# [Your instructions]
Every line from the one that contains "What data populates" to the end of the material below should be output exactly, with both ends included and nothing else.
▽
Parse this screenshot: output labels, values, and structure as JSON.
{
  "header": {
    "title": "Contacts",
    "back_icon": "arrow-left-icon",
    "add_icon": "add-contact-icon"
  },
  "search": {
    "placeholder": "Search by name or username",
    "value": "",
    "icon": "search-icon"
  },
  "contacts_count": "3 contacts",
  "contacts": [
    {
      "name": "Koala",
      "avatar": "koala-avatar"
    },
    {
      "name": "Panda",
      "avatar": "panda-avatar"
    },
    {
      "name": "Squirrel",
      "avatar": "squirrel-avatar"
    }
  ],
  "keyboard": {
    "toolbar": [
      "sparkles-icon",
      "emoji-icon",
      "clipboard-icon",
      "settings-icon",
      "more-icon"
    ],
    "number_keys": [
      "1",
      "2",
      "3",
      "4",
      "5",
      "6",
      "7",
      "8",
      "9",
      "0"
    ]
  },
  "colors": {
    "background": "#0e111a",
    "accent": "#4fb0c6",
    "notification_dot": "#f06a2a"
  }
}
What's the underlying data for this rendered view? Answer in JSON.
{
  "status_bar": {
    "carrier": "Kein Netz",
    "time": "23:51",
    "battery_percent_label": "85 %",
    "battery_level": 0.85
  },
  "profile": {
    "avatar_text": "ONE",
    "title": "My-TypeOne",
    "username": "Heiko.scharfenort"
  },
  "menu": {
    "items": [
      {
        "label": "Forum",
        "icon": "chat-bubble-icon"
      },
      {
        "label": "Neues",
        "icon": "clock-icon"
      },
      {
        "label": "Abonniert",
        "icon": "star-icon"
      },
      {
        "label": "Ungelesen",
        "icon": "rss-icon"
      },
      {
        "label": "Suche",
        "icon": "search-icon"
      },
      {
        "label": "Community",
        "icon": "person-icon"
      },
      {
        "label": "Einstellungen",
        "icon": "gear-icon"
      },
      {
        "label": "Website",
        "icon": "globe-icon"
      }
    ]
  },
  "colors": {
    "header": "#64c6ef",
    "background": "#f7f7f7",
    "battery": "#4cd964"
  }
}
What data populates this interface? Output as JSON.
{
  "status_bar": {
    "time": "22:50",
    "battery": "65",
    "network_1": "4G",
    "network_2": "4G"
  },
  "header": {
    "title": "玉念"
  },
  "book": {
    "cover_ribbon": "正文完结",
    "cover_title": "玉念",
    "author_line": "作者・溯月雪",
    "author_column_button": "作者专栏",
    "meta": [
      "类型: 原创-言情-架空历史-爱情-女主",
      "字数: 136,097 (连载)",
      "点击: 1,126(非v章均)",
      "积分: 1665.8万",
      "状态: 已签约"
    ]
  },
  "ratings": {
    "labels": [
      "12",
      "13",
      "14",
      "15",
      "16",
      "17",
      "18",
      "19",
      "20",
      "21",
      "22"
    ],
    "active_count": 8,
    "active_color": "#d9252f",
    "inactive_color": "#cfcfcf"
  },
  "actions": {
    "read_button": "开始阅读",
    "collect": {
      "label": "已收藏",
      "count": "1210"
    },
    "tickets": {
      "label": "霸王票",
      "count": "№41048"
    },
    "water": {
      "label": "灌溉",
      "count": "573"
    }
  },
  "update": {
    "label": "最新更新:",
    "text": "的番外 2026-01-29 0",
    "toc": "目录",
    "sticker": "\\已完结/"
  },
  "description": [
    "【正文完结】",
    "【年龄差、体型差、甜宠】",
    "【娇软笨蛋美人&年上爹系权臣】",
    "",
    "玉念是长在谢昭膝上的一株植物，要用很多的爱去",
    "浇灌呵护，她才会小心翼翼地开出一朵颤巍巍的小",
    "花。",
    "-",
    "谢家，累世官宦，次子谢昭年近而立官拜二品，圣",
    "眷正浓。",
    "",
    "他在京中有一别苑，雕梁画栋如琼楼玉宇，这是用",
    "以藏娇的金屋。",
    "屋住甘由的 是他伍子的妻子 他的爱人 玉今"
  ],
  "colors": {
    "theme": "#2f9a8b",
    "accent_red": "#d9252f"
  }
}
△
# [Output for this task]
What data populates this interface? Output as JSON.
{
  "status_bar": {
    "time": "22:50",
    "battery": "65",
    "network_1": "4G",
    "network_2": "4G"
  },
  "header": {
    "title": "玉念"
  },
  "book": {
    "cover_ribbon": "正文完结",
    "cover_title": "玉念",
    "author_line": "作者・溯月雪",
    "author_column_button": "作者专栏",
    "meta": [
      "类型: 原创-言情-架空历史-爱情-女主",
      "字数: 136,097 (连载)",
      "点击: 1,126(非v章均)",
      "积分: 1665.8万",
      "状态: 已签约"
    ]
  },
  "ratings": {
    "labels": [
      "12",
      "13",
      "14",
      "15",
      "16",
      "17",
      "18",
      "19",
      "20",
      "21",
      "22"
    ],
    "active_count": 8,
    "active_color": "#d9252f",
    "inactive_color": "#cfcfcf"
  },
  "actions": {
    "read_button": "开始阅读",
    "collect": {
      "label": "已收藏",
      "count": "1210"
    },
    "tickets": {
      "label": "霸王票",
      "count": "№41048"
    },
    "water": {
      "label": "灌溉",
      "count": "573"
    }
  },
  "update": {
    "label": "最新更新:",
    "text": "的番外 2026-01-29 0",
    "toc": "目录",
    "sticker": "\\已完结/"
  },
  "description": [
    "【正文完结】",
    "【年龄差、体型差、甜宠】",
    "【娇软笨蛋美人&年上爹系权臣】",
    "",
    "玉念是长在谢昭膝上的一株植物，要用很多的爱去",
    "浇灌呵护，她才会小心翼翼地开出一朵颤巍巍的小",
    "花。",
    "-",
    "谢家，累世官宦，次子谢昭年近而立官拜二品，圣",
    "眷正浓。",
    "",
    "他在京中有一别苑，雕梁画栋如琼楼玉宇，这是用",
    "以藏娇的金屋。",
    "屋住甘由的 是他伍子的妻子 他的爱人 玉今"
  ],
  "colors": {
    "theme": "#2f9a8b",
    "accent_red": "#d9252f"
  }
}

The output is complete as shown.